What the task requires: Pick each line that has "color" out of the records.

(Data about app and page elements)
·····
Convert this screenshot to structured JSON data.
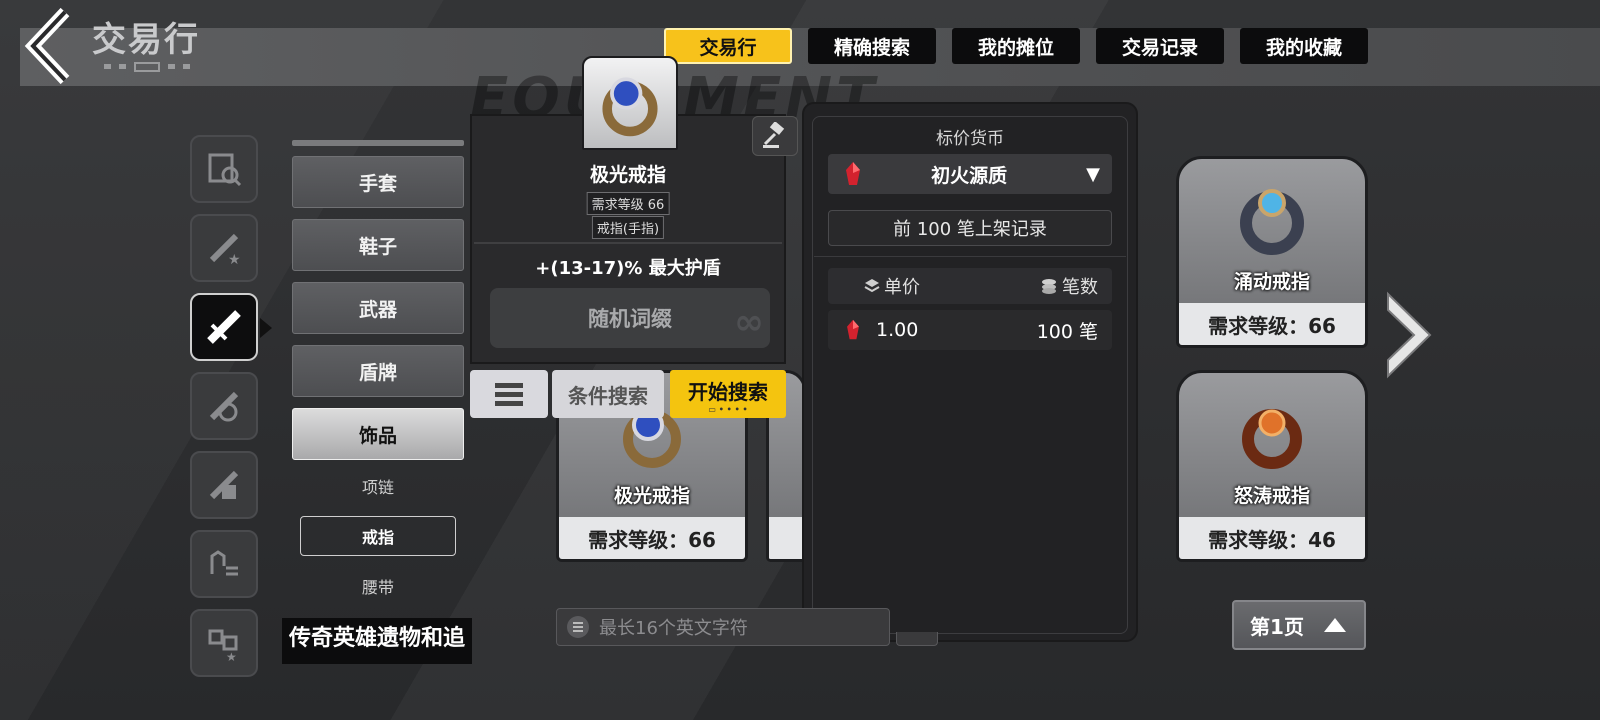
{
  "header": {
    "title": "交易行"
  },
  "tabs": [
    {
      "label": "交易行",
      "active": true
    },
    {
      "label": "精确搜索",
      "active": false
    },
    {
      "label": "我的摊位",
      "active": false
    },
    {
      "label": "交易记录",
      "active": false
    },
    {
      "label": "我的收藏",
      "active": false
    }
  ],
  "watermark": "EQUIPMENT",
  "side_icons": [
    "search-list-icon",
    "sword-star-icon",
    "sword-icon",
    "armor-icon",
    "weapon-icon",
    "hand-list-icon",
    "puzzle-star-icon"
  ],
  "categories": [
    {
      "label": "手套"
    },
    {
      "label": "鞋子"
    },
    {
      "label": "武器"
    },
    {
      "label": "盾牌"
    },
    {
      "label": "饰品",
      "active": true
    }
  ],
  "subcategories": [
    {
      "label": "项链"
    },
    {
      "label": "戒指",
      "active": true
    },
    {
      "label": "腰带"
    }
  ],
  "legend_category": "传奇英雄遗物和追",
  "detail": {
    "name": "极光戒指",
    "level_tag": "需求等级 66",
    "type_tag": "戒指(手指)",
    "affix": "+(13-17)% 最大护盾",
    "random_affix": "随机词缀",
    "cond_search": "条件搜索",
    "start_search": "开始搜索"
  },
  "currency_panel": {
    "title": "标价货币",
    "currency": "初火源质",
    "records_label": "前 100 笔上架记录",
    "col_price": "单价",
    "col_count": "笔数",
    "row_price": "1.00",
    "row_count": "100 笔"
  },
  "items": [
    {
      "name": "涌动戒指",
      "level": "需求等级：66",
      "color": "#3a8fc4"
    },
    {
      "name": "极光戒指",
      "level": "需求等级：66",
      "color": "#3b5fd1"
    },
    {
      "name": "怒涛戒指",
      "level": "需求等级：46",
      "color": "#c4521c"
    }
  ],
  "search": {
    "placeholder": "最长16个英文字符"
  },
  "pager": {
    "label": "第1页"
  }
}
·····
Exercise output:
      "color": "#3a8fc4"
      "color": "#3b5fd1"
      "color": "#c4521c"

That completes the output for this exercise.